If a line of the records contains the string "close", copy it out.

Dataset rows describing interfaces
..........

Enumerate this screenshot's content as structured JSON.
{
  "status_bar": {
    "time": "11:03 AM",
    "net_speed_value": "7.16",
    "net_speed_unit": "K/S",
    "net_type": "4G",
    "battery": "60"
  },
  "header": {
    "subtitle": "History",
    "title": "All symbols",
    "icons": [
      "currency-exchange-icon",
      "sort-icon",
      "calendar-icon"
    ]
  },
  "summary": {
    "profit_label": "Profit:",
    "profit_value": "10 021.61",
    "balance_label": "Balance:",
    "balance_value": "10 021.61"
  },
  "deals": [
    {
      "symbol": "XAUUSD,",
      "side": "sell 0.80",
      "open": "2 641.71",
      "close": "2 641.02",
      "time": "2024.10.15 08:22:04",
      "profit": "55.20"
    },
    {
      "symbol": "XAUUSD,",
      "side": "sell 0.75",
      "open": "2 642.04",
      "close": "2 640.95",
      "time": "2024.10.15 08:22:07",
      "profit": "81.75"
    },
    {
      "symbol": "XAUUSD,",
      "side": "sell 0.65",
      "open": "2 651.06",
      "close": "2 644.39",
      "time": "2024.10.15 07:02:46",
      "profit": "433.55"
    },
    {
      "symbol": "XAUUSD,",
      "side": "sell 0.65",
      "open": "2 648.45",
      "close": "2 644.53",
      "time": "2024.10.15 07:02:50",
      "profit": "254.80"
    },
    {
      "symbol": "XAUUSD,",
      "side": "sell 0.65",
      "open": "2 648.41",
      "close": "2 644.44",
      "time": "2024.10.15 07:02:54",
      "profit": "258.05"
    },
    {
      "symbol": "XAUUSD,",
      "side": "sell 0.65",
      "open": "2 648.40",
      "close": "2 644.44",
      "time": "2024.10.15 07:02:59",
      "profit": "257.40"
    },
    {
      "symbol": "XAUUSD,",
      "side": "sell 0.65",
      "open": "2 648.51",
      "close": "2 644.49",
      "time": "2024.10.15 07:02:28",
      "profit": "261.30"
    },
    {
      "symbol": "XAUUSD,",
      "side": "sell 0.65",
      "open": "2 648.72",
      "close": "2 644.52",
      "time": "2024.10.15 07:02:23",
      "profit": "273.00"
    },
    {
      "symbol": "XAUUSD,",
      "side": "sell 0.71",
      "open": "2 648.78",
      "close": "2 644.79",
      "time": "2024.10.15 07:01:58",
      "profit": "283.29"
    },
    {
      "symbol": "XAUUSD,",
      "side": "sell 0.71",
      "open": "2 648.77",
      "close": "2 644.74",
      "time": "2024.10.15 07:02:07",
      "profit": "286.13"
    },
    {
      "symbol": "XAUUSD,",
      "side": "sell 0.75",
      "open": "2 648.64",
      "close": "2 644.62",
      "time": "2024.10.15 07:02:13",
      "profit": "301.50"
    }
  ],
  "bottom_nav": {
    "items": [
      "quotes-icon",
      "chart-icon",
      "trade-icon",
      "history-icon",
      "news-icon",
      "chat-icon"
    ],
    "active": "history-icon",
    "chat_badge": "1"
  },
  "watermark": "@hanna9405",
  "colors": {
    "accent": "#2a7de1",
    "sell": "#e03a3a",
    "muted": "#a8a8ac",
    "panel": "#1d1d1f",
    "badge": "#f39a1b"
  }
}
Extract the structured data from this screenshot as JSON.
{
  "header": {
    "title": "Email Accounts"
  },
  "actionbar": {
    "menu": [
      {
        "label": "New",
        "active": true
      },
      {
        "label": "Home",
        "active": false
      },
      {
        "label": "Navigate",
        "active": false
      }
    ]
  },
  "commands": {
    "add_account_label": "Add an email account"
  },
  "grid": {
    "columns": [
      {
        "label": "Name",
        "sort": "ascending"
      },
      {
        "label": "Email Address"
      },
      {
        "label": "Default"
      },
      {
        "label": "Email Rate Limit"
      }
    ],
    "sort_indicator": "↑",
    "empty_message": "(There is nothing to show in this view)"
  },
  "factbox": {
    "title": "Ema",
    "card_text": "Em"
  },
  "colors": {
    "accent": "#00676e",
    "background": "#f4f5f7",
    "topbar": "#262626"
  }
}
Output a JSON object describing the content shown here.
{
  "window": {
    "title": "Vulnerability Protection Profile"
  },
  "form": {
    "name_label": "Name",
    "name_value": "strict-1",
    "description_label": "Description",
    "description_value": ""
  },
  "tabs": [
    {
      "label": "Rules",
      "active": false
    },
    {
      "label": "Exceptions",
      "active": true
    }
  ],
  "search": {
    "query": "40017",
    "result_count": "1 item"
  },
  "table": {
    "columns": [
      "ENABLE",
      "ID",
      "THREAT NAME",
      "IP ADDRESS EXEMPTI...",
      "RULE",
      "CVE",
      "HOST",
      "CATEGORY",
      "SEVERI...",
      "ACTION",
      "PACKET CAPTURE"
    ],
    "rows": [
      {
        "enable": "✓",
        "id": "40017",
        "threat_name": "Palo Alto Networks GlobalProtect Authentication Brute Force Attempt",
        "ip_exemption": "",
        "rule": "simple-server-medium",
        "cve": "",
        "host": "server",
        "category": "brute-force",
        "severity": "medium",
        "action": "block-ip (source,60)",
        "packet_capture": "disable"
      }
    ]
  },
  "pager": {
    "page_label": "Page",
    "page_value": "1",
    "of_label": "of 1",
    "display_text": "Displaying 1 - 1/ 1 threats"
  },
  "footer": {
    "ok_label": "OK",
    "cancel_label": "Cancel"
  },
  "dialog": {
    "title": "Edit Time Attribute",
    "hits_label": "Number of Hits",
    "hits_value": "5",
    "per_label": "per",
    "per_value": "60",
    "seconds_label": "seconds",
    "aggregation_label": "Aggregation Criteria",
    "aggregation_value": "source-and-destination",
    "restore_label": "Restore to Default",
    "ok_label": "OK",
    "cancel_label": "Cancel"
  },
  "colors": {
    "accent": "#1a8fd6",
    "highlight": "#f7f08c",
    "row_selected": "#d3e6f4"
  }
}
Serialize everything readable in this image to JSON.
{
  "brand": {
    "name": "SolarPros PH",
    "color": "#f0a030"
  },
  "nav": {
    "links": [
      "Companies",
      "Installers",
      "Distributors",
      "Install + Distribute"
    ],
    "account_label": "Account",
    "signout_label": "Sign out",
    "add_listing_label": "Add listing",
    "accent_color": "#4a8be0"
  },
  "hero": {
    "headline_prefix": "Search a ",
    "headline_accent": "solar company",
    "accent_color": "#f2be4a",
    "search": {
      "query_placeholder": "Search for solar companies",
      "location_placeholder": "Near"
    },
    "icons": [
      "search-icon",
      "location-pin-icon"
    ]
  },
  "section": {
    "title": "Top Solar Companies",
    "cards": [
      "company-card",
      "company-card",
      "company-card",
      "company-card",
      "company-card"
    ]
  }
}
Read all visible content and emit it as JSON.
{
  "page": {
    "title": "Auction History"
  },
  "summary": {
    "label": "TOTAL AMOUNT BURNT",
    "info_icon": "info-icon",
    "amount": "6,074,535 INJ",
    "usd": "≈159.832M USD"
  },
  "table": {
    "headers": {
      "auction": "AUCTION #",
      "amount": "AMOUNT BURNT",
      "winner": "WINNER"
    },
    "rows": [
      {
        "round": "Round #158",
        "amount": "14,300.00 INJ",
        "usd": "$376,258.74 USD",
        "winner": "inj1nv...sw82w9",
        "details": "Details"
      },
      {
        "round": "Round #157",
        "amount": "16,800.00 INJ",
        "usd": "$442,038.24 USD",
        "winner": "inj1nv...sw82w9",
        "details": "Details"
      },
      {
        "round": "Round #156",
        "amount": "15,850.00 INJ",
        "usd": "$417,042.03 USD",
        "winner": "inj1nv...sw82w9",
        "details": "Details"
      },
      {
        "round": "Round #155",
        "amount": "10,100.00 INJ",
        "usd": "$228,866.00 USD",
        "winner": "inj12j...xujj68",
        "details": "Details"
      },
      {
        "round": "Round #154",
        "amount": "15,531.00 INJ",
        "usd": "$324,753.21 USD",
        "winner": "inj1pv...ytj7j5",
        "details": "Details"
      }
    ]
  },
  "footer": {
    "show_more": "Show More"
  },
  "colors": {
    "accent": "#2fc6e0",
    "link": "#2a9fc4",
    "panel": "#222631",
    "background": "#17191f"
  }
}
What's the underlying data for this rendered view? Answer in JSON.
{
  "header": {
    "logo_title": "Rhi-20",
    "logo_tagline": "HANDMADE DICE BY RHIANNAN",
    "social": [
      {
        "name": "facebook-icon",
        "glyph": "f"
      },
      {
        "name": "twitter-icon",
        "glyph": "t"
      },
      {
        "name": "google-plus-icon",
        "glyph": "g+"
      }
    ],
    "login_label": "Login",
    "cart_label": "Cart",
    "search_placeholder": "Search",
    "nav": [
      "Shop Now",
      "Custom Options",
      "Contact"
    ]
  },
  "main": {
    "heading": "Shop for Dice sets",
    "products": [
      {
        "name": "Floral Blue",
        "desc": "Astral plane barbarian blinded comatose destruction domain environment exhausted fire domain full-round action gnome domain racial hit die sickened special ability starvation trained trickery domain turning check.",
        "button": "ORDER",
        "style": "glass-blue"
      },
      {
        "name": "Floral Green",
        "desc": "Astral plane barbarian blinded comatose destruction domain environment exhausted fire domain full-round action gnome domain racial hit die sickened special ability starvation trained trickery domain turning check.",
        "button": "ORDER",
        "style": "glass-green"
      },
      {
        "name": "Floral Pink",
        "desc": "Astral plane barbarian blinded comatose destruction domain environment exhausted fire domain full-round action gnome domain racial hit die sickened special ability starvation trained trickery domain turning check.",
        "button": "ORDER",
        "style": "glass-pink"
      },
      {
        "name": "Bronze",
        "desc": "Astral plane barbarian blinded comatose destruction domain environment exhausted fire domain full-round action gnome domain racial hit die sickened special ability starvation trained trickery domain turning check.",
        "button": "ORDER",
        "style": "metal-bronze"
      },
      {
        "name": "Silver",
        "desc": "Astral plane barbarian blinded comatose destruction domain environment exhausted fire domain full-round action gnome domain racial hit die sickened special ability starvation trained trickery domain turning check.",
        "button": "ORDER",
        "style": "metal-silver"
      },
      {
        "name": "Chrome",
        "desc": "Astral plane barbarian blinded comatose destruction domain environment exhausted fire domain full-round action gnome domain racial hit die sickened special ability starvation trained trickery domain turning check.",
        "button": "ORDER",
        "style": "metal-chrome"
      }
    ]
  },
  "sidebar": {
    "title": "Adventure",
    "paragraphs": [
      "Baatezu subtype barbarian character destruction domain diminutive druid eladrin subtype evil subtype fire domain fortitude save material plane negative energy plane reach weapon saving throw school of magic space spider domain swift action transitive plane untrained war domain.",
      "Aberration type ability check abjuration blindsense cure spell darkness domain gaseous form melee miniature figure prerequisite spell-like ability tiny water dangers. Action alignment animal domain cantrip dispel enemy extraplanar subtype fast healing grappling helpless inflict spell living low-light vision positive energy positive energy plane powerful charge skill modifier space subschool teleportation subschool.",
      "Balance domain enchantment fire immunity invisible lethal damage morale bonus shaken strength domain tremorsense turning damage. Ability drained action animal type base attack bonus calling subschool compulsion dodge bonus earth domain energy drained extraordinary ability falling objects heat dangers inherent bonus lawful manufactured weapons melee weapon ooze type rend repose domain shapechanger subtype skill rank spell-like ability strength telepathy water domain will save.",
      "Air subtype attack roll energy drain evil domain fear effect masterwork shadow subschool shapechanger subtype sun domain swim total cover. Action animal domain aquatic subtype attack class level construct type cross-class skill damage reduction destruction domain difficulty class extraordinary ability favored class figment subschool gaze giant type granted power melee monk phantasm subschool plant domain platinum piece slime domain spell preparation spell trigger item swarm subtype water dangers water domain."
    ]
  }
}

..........

__ANSWER BOX__:
      "close": "2 641.02",
      "close": "2 640.95",
      "close": "2 644.39",
      "close": "2 644.53",
      "close": "2 644.44",
      "close": "2 644.44",
      "close": "2 644.49",
      "close": "2 644.52",
      "close": "2 644.79",
      "close": "2 644.74",
      "close": "2 644.62",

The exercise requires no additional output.